After sojourning four months in England, Ewald accepted a call to Tübingen, where he worked until 1848 as professor, first in the philosophical, subsequently in the theological faculty. His productive activity during this period was confined mainly to the Biblical sciences. Among other works he issued Die Propheten des Alten Bundes (2 vols., Stuttgart, 1840-41; Eng. transl., 5 vols., London, 1875-81); Geschichte des Volkes Israel (7 vols., Göttingen, 1843-59; Eng. transl., of vols. i.-iv., 5 vols., London, 1867-74), a work of permanent value on account of its careful use of the sources. His dismissal from Göttingen having been hailed as an event of political consequence, Ewald unfortunately felt himself prompted to publish impassioned polemical writings, which embittered him personally, and drove him to a morbidly exaggerated estimation of himself. His irritability also injured him with his Tübingen colleagues, among whom he especially antagonized F. C. Baur, with both spoken and written vehemence.
In 1848 Ewald, at his own request, was reinstated at Göttingen. From this time forth he labored particularly upon the New Testament writings, in express opposition to Baur and Strauss. He occupied himself especially with pseudepigraphy, proceeding from foundations laid by his earlier investigations. His comprehensive scholarship is faithfully reflected in his Jahrbücher der biblischen Wissenschaft (12 vols., Göttingen, 1849-65). Unhappily his sensitiveness and testiness continually increased.
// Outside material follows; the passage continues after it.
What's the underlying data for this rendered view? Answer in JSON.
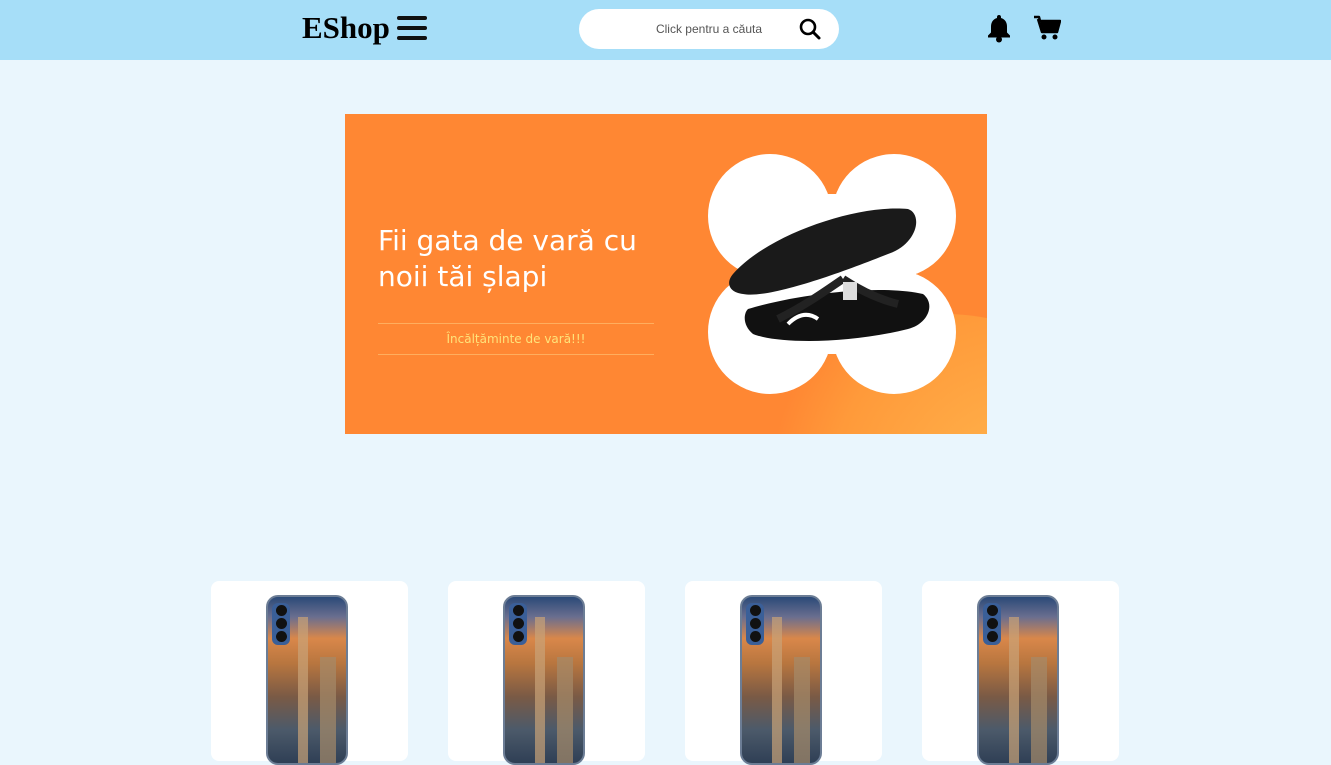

He interfered in every event of state and church life, and published his views thereon in prefaces and postscripts to his books. He had taken part in founding the Protestant Union (q.v.) in 1863; nevertheless he subsequently withdrew from the same, on failing to carry through a manifesto that he had planned against the Prussian government. His sharp expressions of opinion in political affairs had already brought him into repeated conflict with the government. When in 1867 he refused the oath of allegiance to the king of Prussia, his removal from the philosophical faculty was effected by a ministerial rescript. Through subsequent utterances he also forfeited, in 1868, the right of delivering lectures. From 1869 he represented, in the Imperial Diet, the capital city of Hanover. Not even the victories of German arms in 1870-71, and the restoration of the Empire, prevailed to efface his bitterness in the political domain. Yet with all this he continued a diligent laborious scholar, and still published extensive works; in particular, Die Bücher des Neuen Bundes übersetzt und erkärt (Göttingen, 1871-72), and Die Theologie des Alten und Neuen Bundes (4 vols., Leipsic, 1871-1876). The latter work contains--with rather tedious exposition, it is true--his aggregate view of Biblical religion.